→ Problem to work on: Once you have read the listing, print all of it word for word.

### Records for processing ###

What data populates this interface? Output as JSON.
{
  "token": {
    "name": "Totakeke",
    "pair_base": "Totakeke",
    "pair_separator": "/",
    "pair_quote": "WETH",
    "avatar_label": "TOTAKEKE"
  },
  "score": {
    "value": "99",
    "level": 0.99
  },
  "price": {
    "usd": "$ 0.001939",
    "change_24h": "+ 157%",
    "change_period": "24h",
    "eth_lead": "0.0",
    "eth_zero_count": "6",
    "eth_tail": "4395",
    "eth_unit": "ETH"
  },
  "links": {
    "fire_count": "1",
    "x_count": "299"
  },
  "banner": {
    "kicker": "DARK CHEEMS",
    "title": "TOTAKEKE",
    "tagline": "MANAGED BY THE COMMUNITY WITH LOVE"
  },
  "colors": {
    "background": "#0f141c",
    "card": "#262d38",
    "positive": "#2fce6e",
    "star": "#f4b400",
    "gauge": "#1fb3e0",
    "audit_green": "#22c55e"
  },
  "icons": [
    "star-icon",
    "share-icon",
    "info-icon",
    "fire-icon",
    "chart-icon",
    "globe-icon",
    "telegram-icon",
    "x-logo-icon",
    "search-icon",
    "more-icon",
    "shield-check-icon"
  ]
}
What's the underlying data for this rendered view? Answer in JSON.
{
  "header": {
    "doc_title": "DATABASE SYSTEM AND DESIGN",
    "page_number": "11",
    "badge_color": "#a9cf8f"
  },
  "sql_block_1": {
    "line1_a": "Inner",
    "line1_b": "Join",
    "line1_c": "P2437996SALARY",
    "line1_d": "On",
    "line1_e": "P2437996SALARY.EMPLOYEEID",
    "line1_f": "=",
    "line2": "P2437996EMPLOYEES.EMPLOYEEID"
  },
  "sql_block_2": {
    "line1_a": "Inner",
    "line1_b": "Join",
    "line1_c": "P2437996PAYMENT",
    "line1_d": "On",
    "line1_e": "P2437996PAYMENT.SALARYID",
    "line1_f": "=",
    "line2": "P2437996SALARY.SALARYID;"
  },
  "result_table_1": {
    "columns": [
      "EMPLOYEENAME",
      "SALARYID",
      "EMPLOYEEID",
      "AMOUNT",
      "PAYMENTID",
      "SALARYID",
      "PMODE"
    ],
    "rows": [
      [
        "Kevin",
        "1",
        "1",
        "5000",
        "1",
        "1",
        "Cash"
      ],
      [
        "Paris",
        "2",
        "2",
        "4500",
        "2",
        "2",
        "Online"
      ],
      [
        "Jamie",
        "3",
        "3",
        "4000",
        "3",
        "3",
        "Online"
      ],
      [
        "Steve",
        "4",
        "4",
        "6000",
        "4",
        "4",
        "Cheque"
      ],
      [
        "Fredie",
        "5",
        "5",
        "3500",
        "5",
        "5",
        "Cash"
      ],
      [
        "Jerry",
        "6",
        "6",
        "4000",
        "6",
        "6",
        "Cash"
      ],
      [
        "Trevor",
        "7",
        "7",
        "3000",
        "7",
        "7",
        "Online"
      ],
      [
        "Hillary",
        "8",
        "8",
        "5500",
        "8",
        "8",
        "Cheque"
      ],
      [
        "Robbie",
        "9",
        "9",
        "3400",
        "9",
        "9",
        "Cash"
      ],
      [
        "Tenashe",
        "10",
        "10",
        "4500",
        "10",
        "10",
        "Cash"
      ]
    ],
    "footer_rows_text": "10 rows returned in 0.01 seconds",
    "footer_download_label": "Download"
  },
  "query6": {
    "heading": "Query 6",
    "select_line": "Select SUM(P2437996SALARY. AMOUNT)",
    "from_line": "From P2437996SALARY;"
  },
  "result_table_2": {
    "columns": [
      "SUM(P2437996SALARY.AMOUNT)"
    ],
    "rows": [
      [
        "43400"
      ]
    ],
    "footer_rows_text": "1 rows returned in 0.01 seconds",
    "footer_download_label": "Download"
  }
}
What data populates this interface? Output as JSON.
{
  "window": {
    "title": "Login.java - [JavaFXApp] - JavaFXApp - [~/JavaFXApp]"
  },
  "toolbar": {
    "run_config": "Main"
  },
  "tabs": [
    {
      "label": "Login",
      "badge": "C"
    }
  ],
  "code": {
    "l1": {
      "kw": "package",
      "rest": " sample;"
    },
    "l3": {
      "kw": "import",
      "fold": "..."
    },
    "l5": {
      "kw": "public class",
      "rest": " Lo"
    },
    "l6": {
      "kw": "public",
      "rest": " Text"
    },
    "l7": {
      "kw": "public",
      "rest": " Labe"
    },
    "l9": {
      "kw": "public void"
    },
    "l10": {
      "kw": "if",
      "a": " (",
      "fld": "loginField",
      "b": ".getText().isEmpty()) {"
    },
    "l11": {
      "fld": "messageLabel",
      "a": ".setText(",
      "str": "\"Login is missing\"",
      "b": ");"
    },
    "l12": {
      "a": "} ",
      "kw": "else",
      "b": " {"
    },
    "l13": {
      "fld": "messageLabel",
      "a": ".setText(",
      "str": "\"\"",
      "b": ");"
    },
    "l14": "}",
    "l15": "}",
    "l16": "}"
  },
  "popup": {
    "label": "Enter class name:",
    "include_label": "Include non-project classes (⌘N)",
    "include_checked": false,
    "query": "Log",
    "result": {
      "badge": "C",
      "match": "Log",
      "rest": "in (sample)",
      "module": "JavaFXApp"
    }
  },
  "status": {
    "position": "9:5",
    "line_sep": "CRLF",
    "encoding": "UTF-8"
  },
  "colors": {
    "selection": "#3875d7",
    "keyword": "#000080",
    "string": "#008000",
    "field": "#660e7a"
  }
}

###

→ Reply to the task:
What data populates this interface? Output as JSON.
{
  "token": {
    "name": "Totakeke",
    "pair_base": "Totakeke",
    "pair_separator": "/",
    "pair_quote": "WETH",
    "avatar_label": "TOTAKEKE"
  },
  "score": {
    "value": "99",
    "level": 0.99
  },
  "price": {
    "usd": "$ 0.001939",
    "change_24h": "+ 157%",
    "change_period": "24h",
    "eth_lead": "0.0",
    "eth_zero_count": "6",
    "eth_tail": "4395",
    "eth_unit": "ETH"
  },
  "links": {
    "fire_count": "1",
    "x_count": "299"
  },
  "banner": {
    "kicker": "DARK CHEEMS",
    "title": "TOTAKEKE",
    "tagline": "MANAGED BY THE COMMUNITY WITH LOVE"
  },
  "colors": {
    "background": "#0f141c",
    "card": "#262d38",
    "positive": "#2fce6e",
    "star": "#f4b400",
    "gauge": "#1fb3e0",
    "audit_green": "#22c55e"
  },
  "icons": [
    "star-icon",
    "share-icon",
    "info-icon",
    "fire-icon",
    "chart-icon",
    "globe-icon",
    "telegram-icon",
    "x-logo-icon",
    "search-icon",
    "more-icon",
    "shield-check-icon"
  ]
}
What's the underlying data for this rendered view? Answer in JSON.
{
  "header": {
    "doc_title": "DATABASE SYSTEM AND DESIGN",
    "page_number": "11",
    "badge_color": "#a9cf8f"
  },
  "sql_block_1": {
    "line1_a": "Inner",
    "line1_b": "Join",
    "line1_c": "P2437996SALARY",
    "line1_d": "On",
    "line1_e": "P2437996SALARY.EMPLOYEEID",
    "line1_f": "=",
    "line2": "P2437996EMPLOYEES.EMPLOYEEID"
  },
  "sql_block_2": {
    "line1_a": "Inner",
    "line1_b": "Join",
    "line1_c": "P2437996PAYMENT",
    "line1_d": "On",
    "line1_e": "P2437996PAYMENT.SALARYID",
    "line1_f": "=",
    "line2": "P2437996SALARY.SALARYID;"
  },
  "result_table_1": {
    "columns": [
      "EMPLOYEENAME",
      "SALARYID",
      "EMPLOYEEID",
      "AMOUNT",
      "PAYMENTID",
      "SALARYID",
      "PMODE"
    ],
    "rows": [
      [
        "Kevin",
        "1",
        "1",
        "5000",
        "1",
        "1",
        "Cash"
      ],
      [
        "Paris",
        "2",
        "2",
        "4500",
        "2",
        "2",
        "Online"
      ],
      [
        "Jamie",
        "3",
        "3",
        "4000",
        "3",
        "3",
        "Online"
      ],
      [
        "Steve",
        "4",
        "4",
        "6000",
        "4",
        "4",
        "Cheque"
      ],
      [
        "Fredie",
        "5",
        "5",
        "3500",
        "5",
        "5",
        "Cash"
      ],
      [
        "Jerry",
        "6",
        "6",
        "4000",
        "6",
        "6",
        "Cash"
      ],
      [
        "Trevor",
        "7",
        "7",
        "3000",
        "7",
        "7",
        "Online"
      ],
      [
        "Hillary",
        "8",
        "8",
        "5500",
        "8",
        "8",
        "Cheque"
      ],
      [
        "Robbie",
        "9",
        "9",
        "3400",
        "9",
        "9",
        "Cash"
      ],
      [
        "Tenashe",
        "10",
        "10",
        "4500",
        "10",
        "10",
        "Cash"
      ]
    ],
    "footer_rows_text": "10 rows returned in 0.01 seconds",
    "footer_download_label": "Download"
  },
  "query6": {
    "heading": "Query 6",
    "select_line": "Select SUM(P2437996SALARY. AMOUNT)",
    "from_line": "From P2437996SALARY;"
  },
  "result_table_2": {
    "columns": [
      "SUM(P2437996SALARY.AMOUNT)"
    ],
    "rows": [
      [
        "43400"
      ]
    ],
    "footer_rows_text": "1 rows returned in 0.01 seconds",
    "footer_download_label": "Download"
  }
}
What data populates this interface? Output as JSON.
{
  "window": {
    "title": "Login.java - [JavaFXApp] - JavaFXApp - [~/JavaFXApp]"
  },
  "toolbar": {
    "run_config": "Main"
  },
  "tabs": [
    {
      "label": "Login",
      "badge": "C"
    }
  ],
  "code": {
    "l1": {
      "kw": "package",
      "rest": " sample;"
    },
    "l3": {
      "kw": "import",
      "fold": "..."
    },
    "l5": {
      "kw": "public class",
      "rest": " Lo"
    },
    "l6": {
      "kw": "public",
      "rest": " Text"
    },
    "l7": {
      "kw": "public",
      "rest": " Labe"
    },
    "l9": {
      "kw": "public void"
    },
    "l10": {
      "kw": "if",
      "a": " (",
      "fld": "loginField",
      "b": ".getText().isEmpty()) {"
    },
    "l11": {
      "fld": "messageLabel",
      "a": ".setText(",
      "str": "\"Login is missing\"",
      "b": ");"
    },
    "l12": {
      "a": "} ",
      "kw": "else",
      "b": " {"
    },
    "l13": {
      "fld": "messageLabel",
      "a": ".setText(",
      "str": "\"\"",
      "b": ");"
    },
    "l14": "}",
    "l15": "}",
    "l16": "}"
  },
  "popup": {
    "label": "Enter class name:",
    "include_label": "Include non-project classes (⌘N)",
    "include_checked": false,
    "query": "Log",
    "result": {
      "badge": "C",
      "match": "Log",
      "rest": "in (sample)",
      "module": "JavaFXApp"
    }
  },
  "status": {
    "position": "9:5",
    "line_sep": "CRLF",
    "encoding": "UTF-8"
  },
  "colors": {
    "selection": "#3875d7",
    "keyword": "#000080",
    "string": "#008000",
    "field": "#660e7a"
  }
}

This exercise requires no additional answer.